    So how can we give gifts that point people to their Creator? For some, that might mean purchasing a Bible for a friend without one. It might mean giving books on Christian living or providing a gift card to a family in need. Whatever you chose to give this year, involve your kids. Whether it’s donating to a charity or simply meeting a tangible need in your church community, let your kids play a role. Show them that giving is fun. There’s been several years where we had the kids sneakily tape candy canes to our neighbor’s doors with a little Merry Christmas note. Other times, we bought small, generic gift cards to places like Target and Starbucks, and gave them to our kids to hand out as the Holy Spirit led them. It was fun watching them be bold and give the cards to strangers they met in stores, looking to see who needed a blessing that day. Other times they gave to a kid at school who was having a tough time. 

    Look for ways to be a Christmas blessing, teach your children to do the same—and share the gift of the Gospel in both word and deed.  

    In all things I have shown you that by working hard in this way we must help the weak and remember the words of the Lord Jesus, how he himself said, ‘It is more blessed to give than to receive. (Acts 20:35 ESV)

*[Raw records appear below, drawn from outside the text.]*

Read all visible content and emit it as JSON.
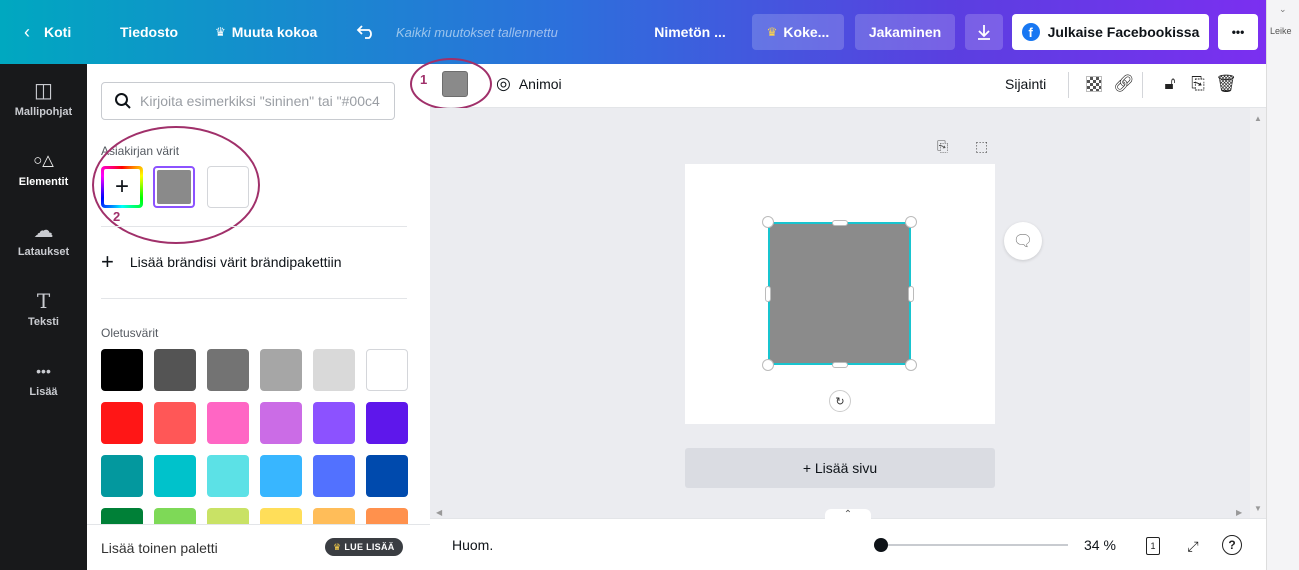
{
  "topbar": {
    "home": "Koti",
    "file": "Tiedosto",
    "resize": "Muuta kokoa",
    "save_status": "Kaikki muutokset tallennettu",
    "doc_name": "Nimetön ...",
    "try_pro": "Koke...",
    "share": "Jakaminen",
    "publish_fb": "Julkaise Facebookissa",
    "more": "•••",
    "edge_label": "Leike"
  },
  "rail": {
    "items": [
      {
        "label": "Mallipohjat",
        "icon": "template-icon"
      },
      {
        "label": "Elementit",
        "icon": "elements-icon"
      },
      {
        "label": "Lataukset",
        "icon": "upload-icon"
      },
      {
        "label": "Teksti",
        "icon": "text-icon"
      },
      {
        "label": "Lisää",
        "icon": "more-icon"
      }
    ]
  },
  "panel": {
    "search_placeholder": "Kirjoita esimerkiksi \"sininen\" tai \"#00c4",
    "doc_colors_label": "Asiakirjan värit",
    "add_brand": "Lisää brändisi värit brändipakettiin",
    "default_colors_label": "Oletusvärit",
    "document_colors": [
      "#8a8a8a",
      "#ffffff"
    ],
    "default_colors": [
      "#000000",
      "#545454",
      "#737373",
      "#a6a6a6",
      "#d9d9d9",
      "#ffffff",
      "#ff1616",
      "#ff5757",
      "#ff66c4",
      "#cb6ce6",
      "#8c52ff",
      "#5e17eb",
      "#03989e",
      "#00c2cb",
      "#5ce1e6",
      "#38b6ff",
      "#5271ff",
      "#004aad",
      "#008037",
      "#7ed957",
      "#c9e265",
      "#ffde59",
      "#ffbd59",
      "#ff914d"
    ],
    "footer_label": "Lisää toinen paletti",
    "footer_badge": "LUE LISÄÄ"
  },
  "annotations": {
    "one": "1",
    "two": "2",
    "color": "#a0306a"
  },
  "context_toolbar": {
    "animate": "Animoi",
    "position": "Sijainti",
    "current_color": "#8a8a8a"
  },
  "canvas": {
    "add_page": "+ Lisää sivu",
    "shape_color": "#8b8b8b",
    "selection_color": "#18c4cf"
  },
  "bottombar": {
    "notes": "Huom.",
    "zoom": "34 %",
    "page_count": "1"
  }
}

    Betsy_headshotBetsy St. Amant Haddox is the author of fourteen inspirational romance novels and novellas. She resides in north Louisiana with her newlywed hubby, two story-telling young daughters, a collection of Austen novels, and an impressive stash of Pickle Pringles. Betsy has a B.A. in Communications and a deep-rooted passion for seeing women restored in Christ. When she's not composing her next book or trying to prove unicorns are real, Betsy can usually be found somewhere in the vicinity of a white-chocolate mocha. Look for her latest novel with HarperCollins, LOVE ARRIVES IN PIECES, and POCKET PRAYERS FOR FRIENDS with Max Lucado. Visit her at http://www.betsystamant.com./

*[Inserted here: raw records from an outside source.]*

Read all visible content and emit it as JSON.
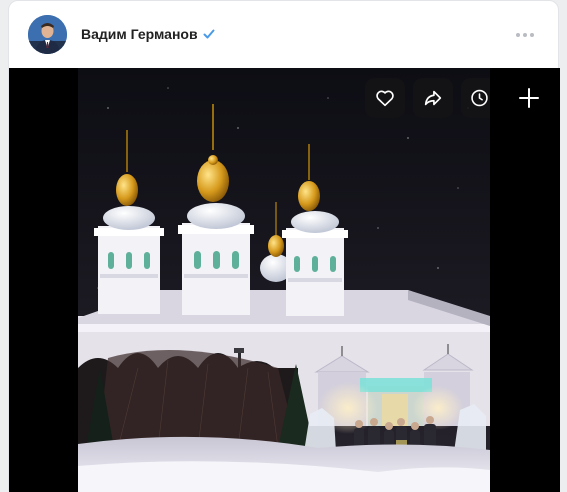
{
  "post": {
    "author_name": "Вадим Германов",
    "author_verified": true
  },
  "icons": {
    "avatar": "author-avatar",
    "verified": "verified-check-icon",
    "more": "more-dots-icon",
    "like": "heart-icon",
    "share": "share-arrow-icon",
    "watch_later": "clock-icon",
    "add": "plus-icon"
  },
  "colors": {
    "verified": "#4a9ae8",
    "button_bg": "#141416",
    "icon": "#ffffff"
  }
}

    Photo Credit: Unsplash


    Betsy_headshotBetsy St. Amant Haddox is the author of more than fifteen inspirational romance novels and novellas. She resides in north Louisiana with her hubby, two total-opposite young daughters, a vast collection of novels, and an impressive stash of Pickle chips. Betsy has a B.A. in Communications and a deep-rooted passion for seeing women restored in Christ. When she’s not sweating it out at Camp Gladiator or trying to prove unicorns are real, Betsy can usually be found somewhere in the vicinity of a white-chocolate mocha. Look for her latest novel with Revell, titled The Key To Love, coming October 2020. Visit her at http://www.betsystamant.com .